– Reese’s backstory is legitimately heartbreaking. You get hints of it at first during the pilot, and you get the sense that it’s just going to be some generic “girl I cared about died, now I’m sad” story, but the farther you get into the first season the more you realize there’s more to it. Yes, the girl who died was the catalyst, but it’s the circumstances and some of the decisions Reese made leading up to her death that makes it heart wrenching.
– The show has this comicbook feel to it that is somehow engaging. It also has this awesome soundtrack as a result. Most major character’s get their own theme song which is a nice touch.
– Like Buffy and Angel, this show is very invested in it’s own continuity. There are a ton of callbacks and fun recurring characters to enjoy.
– Speaking of which, the villains are great on this show. Root in particular is a favourite of mine.
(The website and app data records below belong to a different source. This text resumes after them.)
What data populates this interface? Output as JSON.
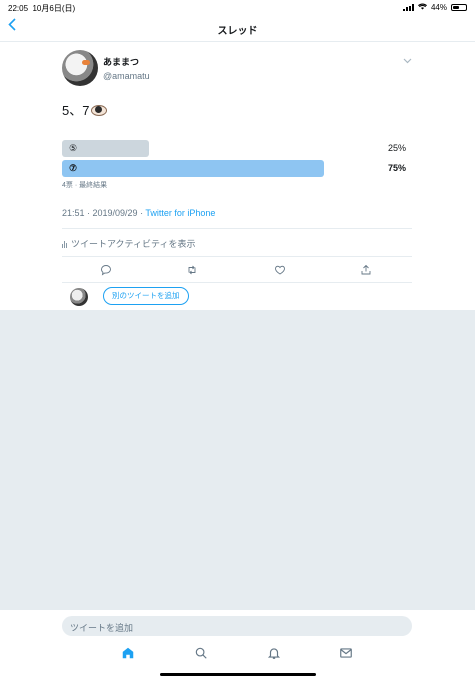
{
  "status_bar": {
    "time": "22:05",
    "date": "10月6日(日)",
    "battery_percent": "44%",
    "battery_level": 0.44
  },
  "nav": {
    "back_icon": "chevron-left-icon",
    "title": "スレッド"
  },
  "tweet": {
    "author_name": "あままつ",
    "author_handle": "@amamatu",
    "text": "5、7",
    "emoji": "eye-icon",
    "poll": {
      "options": [
        {
          "label": "⑤",
          "percent": "25%",
          "value": 0.25,
          "color": "#ccd6dd"
        },
        {
          "label": "⑦",
          "percent": "75%",
          "value": 0.75,
          "color": "#8ec5f2"
        }
      ],
      "meta": "4票 · 最終結果"
    },
    "time": "21:51 · 2019/09/29 · ",
    "source": "Twitter for iPhone",
    "activity_label": "ツイートアクティビティを表示"
  },
  "reply_row": {
    "add_button": "別のツイートを追加"
  },
  "compose": {
    "placeholder": "ツイートを追加"
  },
  "tabs": [
    "home-icon",
    "search-icon",
    "notifications-icon",
    "messages-icon"
  ],
  "colors": {
    "accent": "#1da1f2",
    "muted": "#657786",
    "background_gray": "#e6ecf0"
  }
}
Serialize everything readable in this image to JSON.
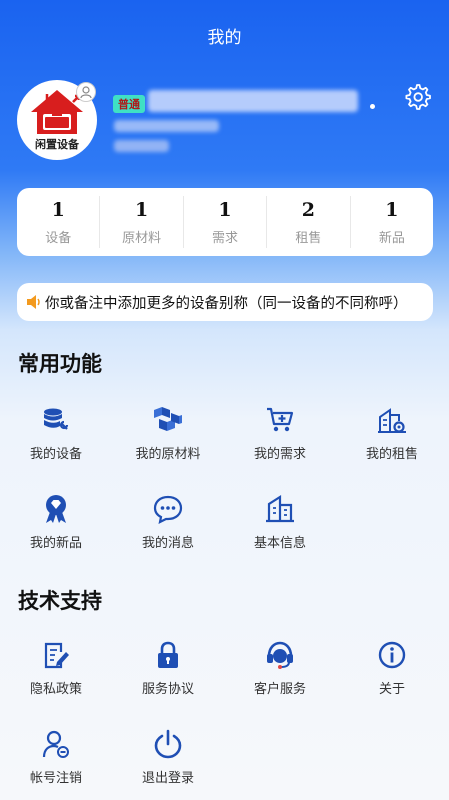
{
  "header": {
    "title": "我的"
  },
  "profile": {
    "logo_text": "闲置设备",
    "level": "普通"
  },
  "stats": [
    {
      "value": "1",
      "label": "设备"
    },
    {
      "value": "1",
      "label": "原材料"
    },
    {
      "value": "1",
      "label": "需求"
    },
    {
      "value": "2",
      "label": "租售"
    },
    {
      "value": "1",
      "label": "新品"
    }
  ],
  "notice": {
    "text": "你或备注中添加更多的设备别称（同一设备的不同称呼）"
  },
  "common": {
    "title": "常用功能",
    "items": [
      {
        "label": "我的设备",
        "icon": "database-wrench-icon"
      },
      {
        "label": "我的原材料",
        "icon": "boxes-icon"
      },
      {
        "label": "我的需求",
        "icon": "cart-plus-icon"
      },
      {
        "label": "我的租售",
        "icon": "building-gear-icon"
      },
      {
        "label": "我的新品",
        "icon": "award-diamond-icon"
      },
      {
        "label": "我的消息",
        "icon": "chat-bubble-icon"
      },
      {
        "label": "基本信息",
        "icon": "building-icon"
      }
    ]
  },
  "support": {
    "title": "技术支持",
    "items": [
      {
        "label": "隐私政策",
        "icon": "document-pen-icon"
      },
      {
        "label": "服务协议",
        "icon": "lock-icon"
      },
      {
        "label": "客户服务",
        "icon": "headset-icon"
      },
      {
        "label": "关于",
        "icon": "info-icon"
      },
      {
        "label": "帐号注销",
        "icon": "user-minus-icon"
      },
      {
        "label": "退出登录",
        "icon": "power-icon"
      }
    ]
  },
  "colors": {
    "primary": "#1a63f0",
    "icon": "#1f4fb4",
    "brand_red": "#d81e1e"
  }
}
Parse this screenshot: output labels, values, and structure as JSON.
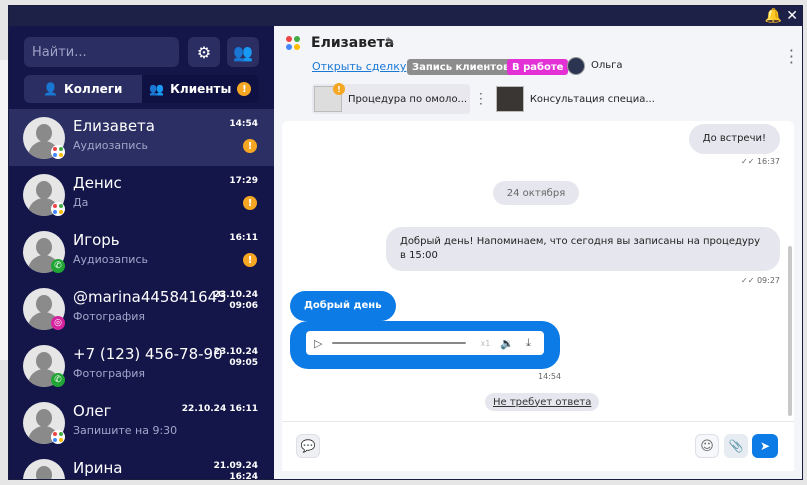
{
  "window": {
    "bell_icon": "bell-icon",
    "close_icon": "close-icon"
  },
  "sidebar": {
    "search_placeholder": "Найти...",
    "tabs": [
      {
        "label": "Коллеги",
        "icon": "user-icon"
      },
      {
        "label": "Клиенты",
        "icon": "users-icon",
        "badge": "!"
      }
    ],
    "conversations": [
      {
        "name": "Елизавета",
        "subtitle": "Аудиозапись",
        "time": "14:54",
        "channel": "multi",
        "badge": "!",
        "active": true
      },
      {
        "name": "Денис",
        "subtitle": "Да",
        "time": "17:29",
        "channel": "multi",
        "badge": "!"
      },
      {
        "name": "Игорь",
        "subtitle": "Аудиозапись",
        "time": "16:11",
        "channel": "phone",
        "badge": "!"
      },
      {
        "name": "@marina445841645",
        "subtitle": "Фотография",
        "time": "23.10.24\n09:06",
        "channel": "instagram"
      },
      {
        "name": "+7 (123) 456-78-90",
        "subtitle": "Фотография",
        "time": "23.10.24\n09:05",
        "channel": "phone"
      },
      {
        "name": "Олег",
        "subtitle": "Запишите на 9:30",
        "time": "22.10.24 16:11",
        "channel": "multi"
      },
      {
        "name": "Ирина",
        "subtitle": "",
        "time": "21.09.24\n16:24",
        "channel": "multi"
      }
    ]
  },
  "header": {
    "title": "Елизавета",
    "open_deal": "Открыть сделку",
    "tag_gray": "Запись клиентов",
    "tag_pink": "В работе",
    "operator": "Ольга",
    "deals": [
      "Процедура по омоло...",
      "Консультация специа..."
    ]
  },
  "messages": {
    "m1_text": "До встречи!",
    "m1_time": "16:37",
    "date_sep": "24 октября",
    "m2_text": "Добрый день! Напоминаем, что сегодня вы записаны на процедуру в 15:00",
    "m2_time": "09:27",
    "m3_text": "Добрый день",
    "audio_speed": "x1",
    "audio_time": "14:54",
    "no_reply": "Не требует ответа"
  },
  "composer": {
    "placeholder": ""
  },
  "colors": {
    "sidebar_bg": "#14164a",
    "accent": "#0d7be6",
    "warning": "#f5a623",
    "pink_tag": "#e331d6"
  }
}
– The show has this annoying habit of over explaining everything. Sometimes I feel like the writers think we’re idiots. Not everything needs to be explained in detail, sometimes we can come to conclusions on our own.
– The show has an even more annoying habit of repeating things that have been said more than once before. Is it worried I stopped paying attention or something?
– Commercial cliffhangers on this show are often terrible and cheesy (“He’s not stalking her… she’s stalking him!”).
– This scene:
Take that bankers?
– Some of the one-liners are some of the worse I’ve heard.
– Reese’s voice. This man is played by Jim Caviezel (who portrayed Jesus in The Passion of the Christ), and he speaks in this odd gravely voice with this ambiguous accent that I can’t quite place. Every line he makes sounds odd to me, so when his voice shifts into a playful tone to get under someone’s skin, it sounds especially strange. You get used to it after a while, but the weirdness is still there… which is great because I love it. He can turn the most mundane line into a comedic goldmine, and I’ve gotten into doing an impression of him constantly. “Hello Lionel” is a phrase Reese often delivers in a teasing manner, and as a result I haven’t been able to go more than a day without using it.
– Leon: A very, very, irresponsible person. A character so irresponsible that his need to be rescued has become a running gag.
– People suddenly appearing behind others holding a gun happens more times here than on any other show I’ve seen. It’s gotten to the point where I chuckle every time it happens.
– Fusco is a total sad stack, but he has these random bouts of badassery that I find to be endlessly amusing.
That’s all I want to say about the show for now, so I’ll leave off with a quote that explains its entire premise. It also happens to be the show’s season 1 intro so maybe check it out yourself.
Quote of the Day:
“You are being watched. The government has a secret system: a machine that spies on you every hour of every day. I know, because I built it. I designed the machine to detect acts of terror, but it sees everything. Violent crimes involving ordinary people; people like you. Crimes the government considered ‘irrelevant’. They wouldn’t act, so I decided I would. But I needed a partner, someone with the skills to intervene. Hunted by the authorities, we work in secret. You’ll never find us, but victim or perpetrator, if your number’s up… we’ll find you”
– Harold Finch, Person of Interest